Published in The Hebrew Watchman, September 6, 2018
A new school year at Bornblum Jewish Community School has brought new and exciting learning and celebrations of Rosh Hashanah and the Jewish High Holy Days.
According to Jewish Studies Principal, Michal Almalem, “We say Rosh (head) Hashanah and not ‘new’ year in Judaism because it is all about what is happening in our mind, and how we get ready for the upcoming year to make it better and to be open to all the blessings from Hashem. At Bornblum we provide many paths for our students to prepare for Rosh Hashana, and engage with the holidays. Students explore the deep meanings of the Jewish text, the history and the traditions of these holidays through learning, through literal arts, visual arts, and tikun olam projects.
Each school day during the Hebrew month of Elul, the sound of the shofar rang out throughout the school. Students also learned how to blow the shofar and middle school students made their own shofarot at Chabad’s Shofar Factory with Rabbi Levi Klein, Rabbi and Director of the Chabad Center for Jewish Life in Memphis. “It was great seeing the students interest as each of them crafted their own Shofar out of a raw horn of a kosher animal, by sawing, drilling and sanding the horn into a real Shofar that they then learned how to blow. When a child makes his own Shofar they treasure it forever, and want to know everything about it. I have had many adults share with me, that they still have the Shofar they made years ago as a child.” says Rabbi Klein.
Artistically inclined students could choose to participate in the school’s Rosh Hashanah Card Contest, creating the cover for a Rosh Hashanah greeting card. The winner of the contest was chosen by The Hebrew Watchman and their design appears on the cover of the Rosh Hashanah edition of the newspaper. This year, Bornblum added a poetry contest for students, encouraging students to use poetry to express their thoughts and feelings about the Jewish High Holy Days. The contest winner was third grader, Daphne Knoph, who’s poem read in part, “The many, different sounds of the Shofar blasts remind us of the Jewish people’s past…Most adults want the holiday to last, because let’s be honest nobody looks forward to the fast.”
Every student in the school also created a piece of Rosh Hashanah themed pottery in the Hornik Family Pottery and Printing lab. “It is amazing to see the creativity and level of work our students do in the pottery lab.
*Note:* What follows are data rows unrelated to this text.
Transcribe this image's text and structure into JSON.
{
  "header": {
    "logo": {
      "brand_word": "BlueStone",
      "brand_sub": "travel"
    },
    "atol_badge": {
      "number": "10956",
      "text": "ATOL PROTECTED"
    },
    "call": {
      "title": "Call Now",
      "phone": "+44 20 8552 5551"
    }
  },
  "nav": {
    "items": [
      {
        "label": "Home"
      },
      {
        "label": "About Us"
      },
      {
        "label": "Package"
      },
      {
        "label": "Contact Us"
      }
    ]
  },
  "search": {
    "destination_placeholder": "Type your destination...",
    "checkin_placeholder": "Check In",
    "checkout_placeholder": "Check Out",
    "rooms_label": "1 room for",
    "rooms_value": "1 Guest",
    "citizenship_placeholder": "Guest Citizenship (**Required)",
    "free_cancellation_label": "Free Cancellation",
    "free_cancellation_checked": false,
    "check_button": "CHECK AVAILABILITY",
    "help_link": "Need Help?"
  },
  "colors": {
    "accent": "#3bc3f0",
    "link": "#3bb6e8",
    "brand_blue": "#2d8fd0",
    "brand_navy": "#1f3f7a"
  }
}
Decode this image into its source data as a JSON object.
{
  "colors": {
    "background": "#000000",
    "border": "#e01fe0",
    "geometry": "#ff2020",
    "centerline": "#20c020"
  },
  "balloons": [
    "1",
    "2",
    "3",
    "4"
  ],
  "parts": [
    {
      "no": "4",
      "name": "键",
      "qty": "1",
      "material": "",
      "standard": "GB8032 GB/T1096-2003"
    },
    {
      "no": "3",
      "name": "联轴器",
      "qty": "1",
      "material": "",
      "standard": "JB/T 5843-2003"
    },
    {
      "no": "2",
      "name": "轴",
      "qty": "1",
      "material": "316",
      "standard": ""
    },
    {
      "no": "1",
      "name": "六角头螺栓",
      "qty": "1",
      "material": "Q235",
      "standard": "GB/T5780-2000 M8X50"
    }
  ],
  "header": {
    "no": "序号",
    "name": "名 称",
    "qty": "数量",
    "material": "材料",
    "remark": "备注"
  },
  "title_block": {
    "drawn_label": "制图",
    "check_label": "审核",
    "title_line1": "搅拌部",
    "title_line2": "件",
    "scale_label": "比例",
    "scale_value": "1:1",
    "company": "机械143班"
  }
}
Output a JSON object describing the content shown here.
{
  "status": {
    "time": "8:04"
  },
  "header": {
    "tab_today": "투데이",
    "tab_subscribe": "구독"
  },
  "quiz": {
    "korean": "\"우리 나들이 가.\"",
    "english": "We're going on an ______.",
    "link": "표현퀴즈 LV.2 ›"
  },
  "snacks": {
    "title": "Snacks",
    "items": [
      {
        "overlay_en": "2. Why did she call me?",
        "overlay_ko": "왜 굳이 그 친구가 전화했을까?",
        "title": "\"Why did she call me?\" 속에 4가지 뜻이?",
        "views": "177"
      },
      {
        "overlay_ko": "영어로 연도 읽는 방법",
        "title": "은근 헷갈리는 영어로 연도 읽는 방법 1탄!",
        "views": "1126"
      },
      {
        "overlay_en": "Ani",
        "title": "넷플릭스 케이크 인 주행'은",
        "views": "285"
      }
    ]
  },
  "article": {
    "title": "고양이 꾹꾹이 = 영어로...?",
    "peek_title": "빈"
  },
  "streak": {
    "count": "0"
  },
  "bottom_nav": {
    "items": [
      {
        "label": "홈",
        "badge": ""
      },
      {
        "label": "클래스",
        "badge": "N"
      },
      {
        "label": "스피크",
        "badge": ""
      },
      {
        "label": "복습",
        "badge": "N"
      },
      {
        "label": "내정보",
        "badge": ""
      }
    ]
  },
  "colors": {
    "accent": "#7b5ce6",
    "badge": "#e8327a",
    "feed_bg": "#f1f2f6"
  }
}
It is fantastic that Judaism is embedded to every aspect of learning and that our students get an opportunity to create Jewish Art for their families to be used on their high holidays table,” says Almalem.
Students also began a new tikkun olam project for the High Holy Day period with Memphis Rox, a rock climbing center adjacent to Stax Museum. According to Almalem, “Memphis Rox is not just an incredibly fun place to explore fitness and climbing, but it is giving back to South Memphis by helping to create community and provide for the needs of children and families in this area.” During the holidays, fourth and fifth grade students visited Memphis Rox to experience the facility and learn about their mission and services, and then students will return to school and run a collection drive to gather items that children and teens need which will be distributed by Memphis Rox.
The school’s observance of Rosh Hashanah culminates with tashlich and model seders. To learn about tashlich, which occurs on the first day of Rosh Hashanah, students walk to the Wolf River to cast away their sins. Then, on Friday, September 7th, students close out their holiday preparations with model seders where they will share holiday songs, practice all the Rosh Hoshanah blessings, learn about traditions like having a head of a fish on the Rosh Hashanah table, and enjoy the various items placed on a sephardic seder plate.